Prompt:
In your copy, drop the images and return each record exactly as it stands.

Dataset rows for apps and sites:

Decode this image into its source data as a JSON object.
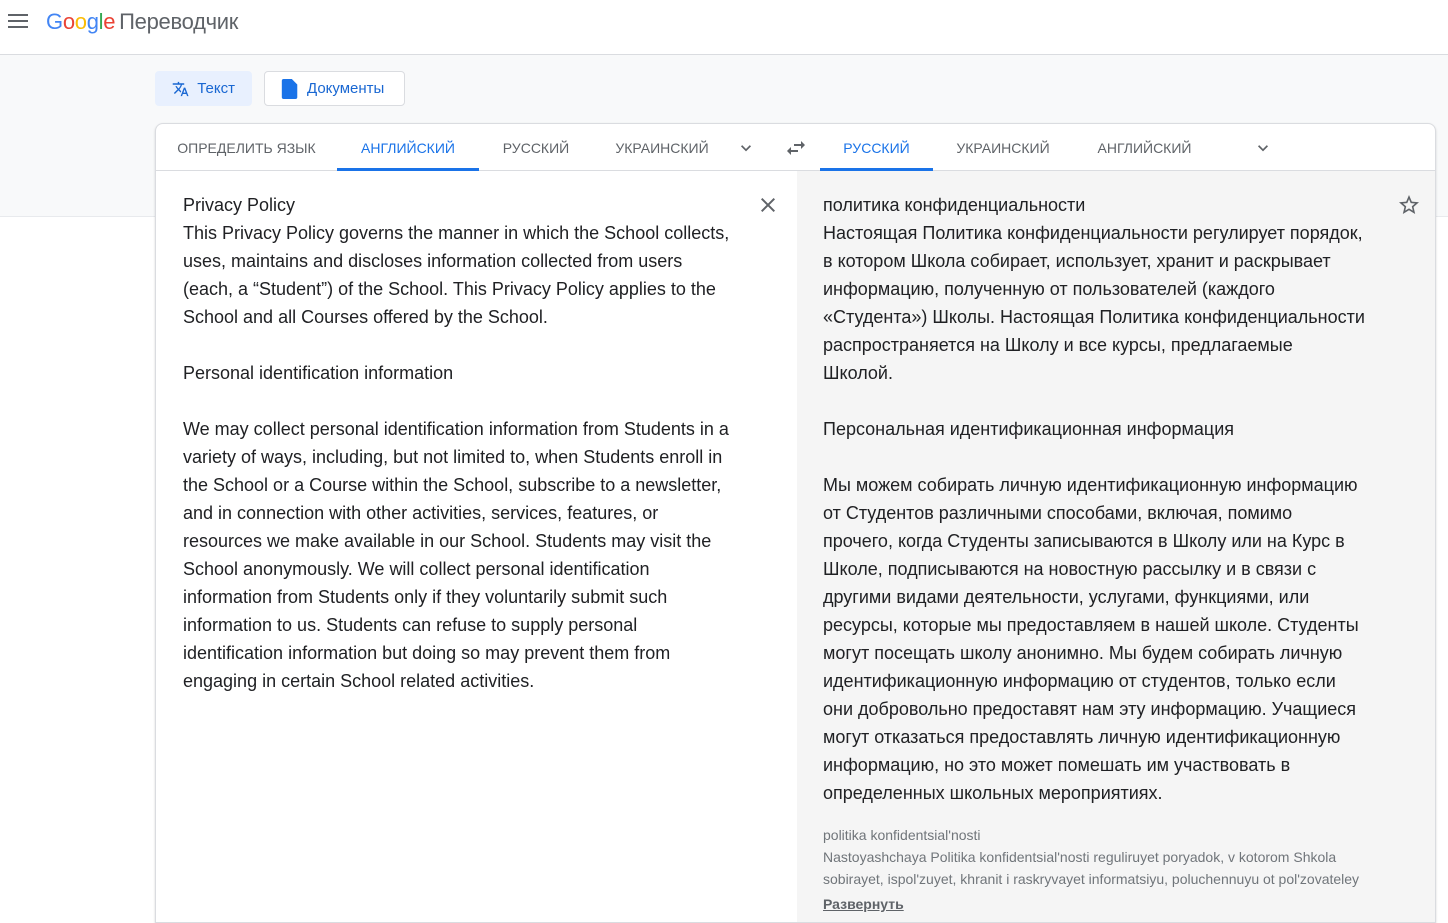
{
  "header": {
    "logo": "Google",
    "product": "Переводчик"
  },
  "modes": {
    "text": "Текст",
    "documents": "Документы"
  },
  "source_langs": [
    "ОПРЕДЕЛИТЬ ЯЗЫК",
    "АНГЛИЙСКИЙ",
    "РУССКИЙ",
    "УКРАИНСКИЙ"
  ],
  "target_langs": [
    "РУССКИЙ",
    "УКРАИНСКИЙ",
    "АНГЛИЙСКИЙ"
  ],
  "source_text": "Privacy Policy\nThis Privacy Policy governs the manner in which the School collects,\nuses, maintains and discloses information collected from users\n(each, a “Student”) of the School. This Privacy Policy applies to the\nSchool and all Courses offered by the School.\n\nPersonal identification information\n\nWe may collect personal identification information from Students in a\nvariety of ways, including, but not limited to, when Students enroll in\nthe School or a Course within the School, subscribe to a newsletter,\nand in connection with other activities, services, features, or\nresources we make available in our School. Students may visit the\nSchool anonymously. We will collect personal identification\ninformation from Students only if they voluntarily submit such\ninformation to us. Students can refuse to supply personal\nidentification information but doing so may prevent them from\nengaging in certain School related activities.",
  "translated_text": "политика конфиденциальности\nНастоящая Политика конфиденциальности регулирует порядок,\nв котором Школа собирает, использует, хранит и раскрывает\nинформацию, полученную от пользователей (каждого\n«Студента») Школы. Настоящая Политика конфиденциальности\nраспространяется на Школу и все курсы, предлагаемые\nШколой.\n\nПерсональная идентификационная информация\n\nМы можем собирать личную идентификационную информацию\nот Студентов различными способами, включая, помимо\nпрочего, когда Студенты записываются в Школу или на Курс в\nШколе, подписываются на новостную рассылку и в связи с\nдругими видами деятельности, услугами, функциями, или\nресурсы, которые мы предоставляем в нашей школе. Студенты\nмогут посещать школу анонимно. Мы будем собирать личную\nидентификационную информацию от студентов, только если\nони добровольно предоставят нам эту информацию. Учащиеся\nмогут отказаться предоставлять личную идентификационную\nинформацию, но это может помешать им участвовать в\nопределенных школьных мероприятиях.",
  "transliteration": "politika konfidentsial'nosti\nNastoyashchaya Politika konfidentsial'nosti reguliruyet poryadok, v kotorom Shkola\nsobirayet, ispol'zuyet, khranit i raskryvayet informatsiyu, poluchennuyu ot pol'zovateley",
  "expand_label": "Развернуть"
}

Problem solution:
Decode this image into its source data as a JSON object.
{
  "header": {
    "logo": "Google",
    "product": "Переводчик"
  },
  "modes": {
    "text": "Текст",
    "documents": "Документы"
  },
  "source_langs": [
    "ОПРЕДЕЛИТЬ ЯЗЫК",
    "АНГЛИЙСКИЙ",
    "РУССКИЙ",
    "УКРАИНСКИЙ"
  ],
  "target_langs": [
    "РУССКИЙ",
    "УКРАИНСКИЙ",
    "АНГЛИЙСКИЙ"
  ],
  "source_text": "Privacy Policy\nThis Privacy Policy governs the manner in which the School collects,\nuses, maintains and discloses information collected from users\n(each, a “Student”) of the School. This Privacy Policy applies to the\nSchool and all Courses offered by the School.\n\nPersonal identification information\n\nWe may collect personal identification information from Students in a\nvariety of ways, including, but not limited to, when Students enroll in\nthe School or a Course within the School, subscribe to a newsletter,\nand in connection with other activities, services, features, or\nresources we make available in our School. Students may visit the\nSchool anonymously. We will collect personal identification\ninformation from Students only if they voluntarily submit such\ninformation to us. Students can refuse to supply personal\nidentification information but doing so may prevent them from\nengaging in certain School related activities.",
  "translated_text": "политика конфиденциальности\nНастоящая Политика конфиденциальности регулирует порядок,\nв котором Школа собирает, использует, хранит и раскрывает\nинформацию, полученную от пользователей (каждого\n«Студента») Школы. Настоящая Политика конфиденциальности\nраспространяется на Школу и все курсы, предлагаемые\nШколой.\n\nПерсональная идентификационная информация\n\nМы можем собирать личную идентификационную информацию\nот Студентов различными способами, включая, помимо\nпрочего, когда Студенты записываются в Школу или на Курс в\nШколе, подписываются на новостную рассылку и в связи с\nдругими видами деятельности, услугами, функциями, или\nресурсы, которые мы предоставляем в нашей школе. Студенты\nмогут посещать школу анонимно. Мы будем собирать личную\nидентификационную информацию от студентов, только если\nони добровольно предоставят нам эту информацию. Учащиеся\nмогут отказаться предоставлять личную идентификационную\nинформацию, но это может помешать им участвовать в\nопределенных школьных мероприятиях.",
  "transliteration": "politika konfidentsial'nosti\nNastoyashchaya Politika konfidentsial'nosti reguliruyet poryadok, v kotorom Shkola\nsobirayet, ispol'zuyet, khranit i raskryvayet informatsiyu, poluchennuyu ot pol'zovateley",
  "expand_label": "Развернуть"
}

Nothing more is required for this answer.